[How to complete this task] In your copy, include every record exactly and no pictures.

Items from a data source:
┄┄┄┄┄┄
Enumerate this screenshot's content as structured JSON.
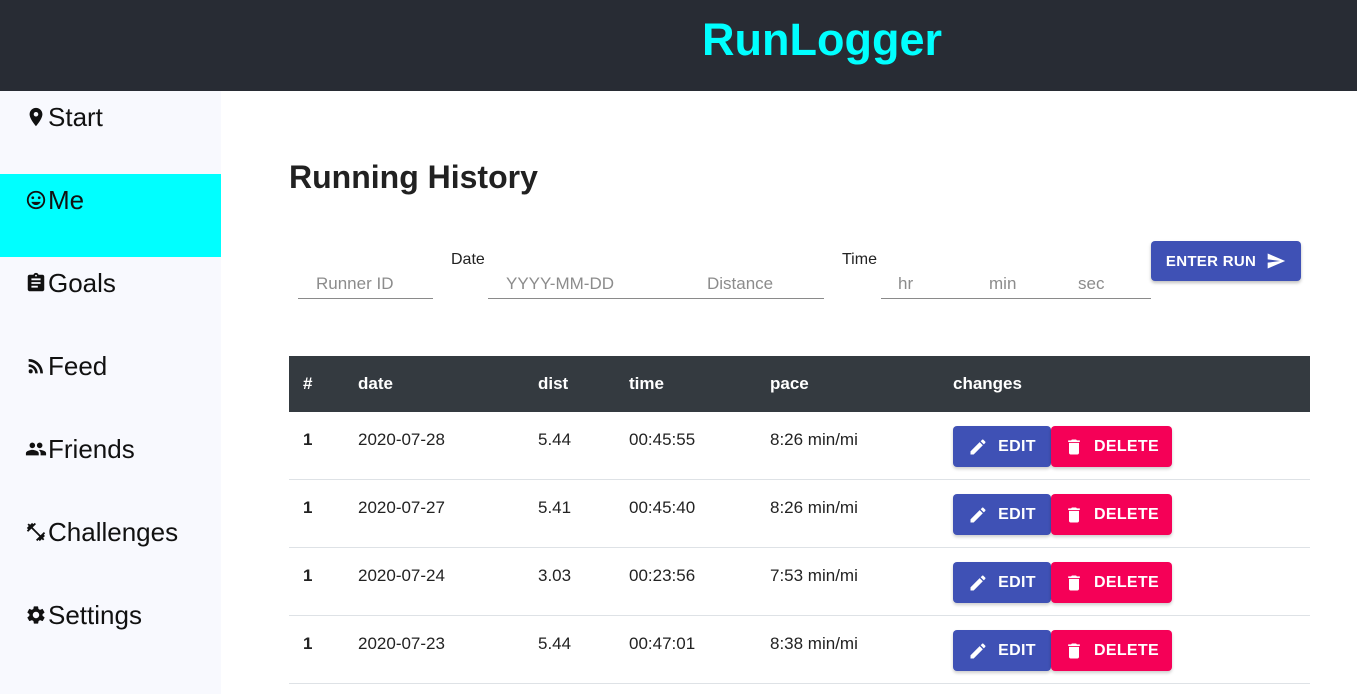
{
  "header": {
    "brand": "RunLogger"
  },
  "sidebar": {
    "items": [
      {
        "label": "Start",
        "icon": "location-pin-icon"
      },
      {
        "label": "Me",
        "icon": "smiley-face-icon",
        "active": true
      },
      {
        "label": "Goals",
        "icon": "clipboard-icon"
      },
      {
        "label": "Feed",
        "icon": "rss-feed-icon"
      },
      {
        "label": "Friends",
        "icon": "people-icon"
      },
      {
        "label": "Challenges",
        "icon": "dumbbell-icon"
      },
      {
        "label": "Settings",
        "icon": "gear-icon"
      }
    ]
  },
  "colors": {
    "brand": "#00ffff",
    "topbar": "#282c34",
    "active_nav": "#00ffff",
    "primary": "#3f51b5",
    "danger": "#f50057",
    "table_header": "#343a40"
  },
  "main": {
    "title": "Running History",
    "form": {
      "runner_id_placeholder": "Runner ID",
      "date_label": "Date",
      "date_placeholder": "YYYY-MM-DD",
      "distance_placeholder": "Distance",
      "time_label": "Time",
      "hr_placeholder": "hr",
      "min_placeholder": "min",
      "sec_placeholder": "sec",
      "enter_button": "ENTER RUN"
    },
    "table": {
      "headers": [
        "#",
        "date",
        "dist",
        "time",
        "pace",
        "changes"
      ],
      "edit_label": "EDIT",
      "delete_label": "DELETE",
      "rows": [
        {
          "num": "1",
          "date": "2020-07-28",
          "dist": "5.44",
          "time": "00:45:55",
          "pace": "8:26 min/mi"
        },
        {
          "num": "1",
          "date": "2020-07-27",
          "dist": "5.41",
          "time": "00:45:40",
          "pace": "8:26 min/mi"
        },
        {
          "num": "1",
          "date": "2020-07-24",
          "dist": "3.03",
          "time": "00:23:56",
          "pace": "7:53 min/mi"
        },
        {
          "num": "1",
          "date": "2020-07-23",
          "dist": "5.44",
          "time": "00:47:01",
          "pace": "8:38 min/mi"
        }
      ]
    }
  }
}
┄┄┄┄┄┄
[Solution below]
Enumerate this screenshot's content as structured JSON.
{
  "header": {
    "brand": "RunLogger"
  },
  "sidebar": {
    "items": [
      {
        "label": "Start",
        "icon": "location-pin-icon"
      },
      {
        "label": "Me",
        "icon": "smiley-face-icon",
        "active": true
      },
      {
        "label": "Goals",
        "icon": "clipboard-icon"
      },
      {
        "label": "Feed",
        "icon": "rss-feed-icon"
      },
      {
        "label": "Friends",
        "icon": "people-icon"
      },
      {
        "label": "Challenges",
        "icon": "dumbbell-icon"
      },
      {
        "label": "Settings",
        "icon": "gear-icon"
      }
    ]
  },
  "colors": {
    "brand": "#00ffff",
    "topbar": "#282c34",
    "active_nav": "#00ffff",
    "primary": "#3f51b5",
    "danger": "#f50057",
    "table_header": "#343a40"
  },
  "main": {
    "title": "Running History",
    "form": {
      "runner_id_placeholder": "Runner ID",
      "date_label": "Date",
      "date_placeholder": "YYYY-MM-DD",
      "distance_placeholder": "Distance",
      "time_label": "Time",
      "hr_placeholder": "hr",
      "min_placeholder": "min",
      "sec_placeholder": "sec",
      "enter_button": "ENTER RUN"
    },
    "table": {
      "headers": [
        "#",
        "date",
        "dist",
        "time",
        "pace",
        "changes"
      ],
      "edit_label": "EDIT",
      "delete_label": "DELETE",
      "rows": [
        {
          "num": "1",
          "date": "2020-07-28",
          "dist": "5.44",
          "time": "00:45:55",
          "pace": "8:26 min/mi"
        },
        {
          "num": "1",
          "date": "2020-07-27",
          "dist": "5.41",
          "time": "00:45:40",
          "pace": "8:26 min/mi"
        },
        {
          "num": "1",
          "date": "2020-07-24",
          "dist": "3.03",
          "time": "00:23:56",
          "pace": "7:53 min/mi"
        },
        {
          "num": "1",
          "date": "2020-07-23",
          "dist": "5.44",
          "time": "00:47:01",
          "pace": "8:38 min/mi"
        }
      ]
    }
  }
}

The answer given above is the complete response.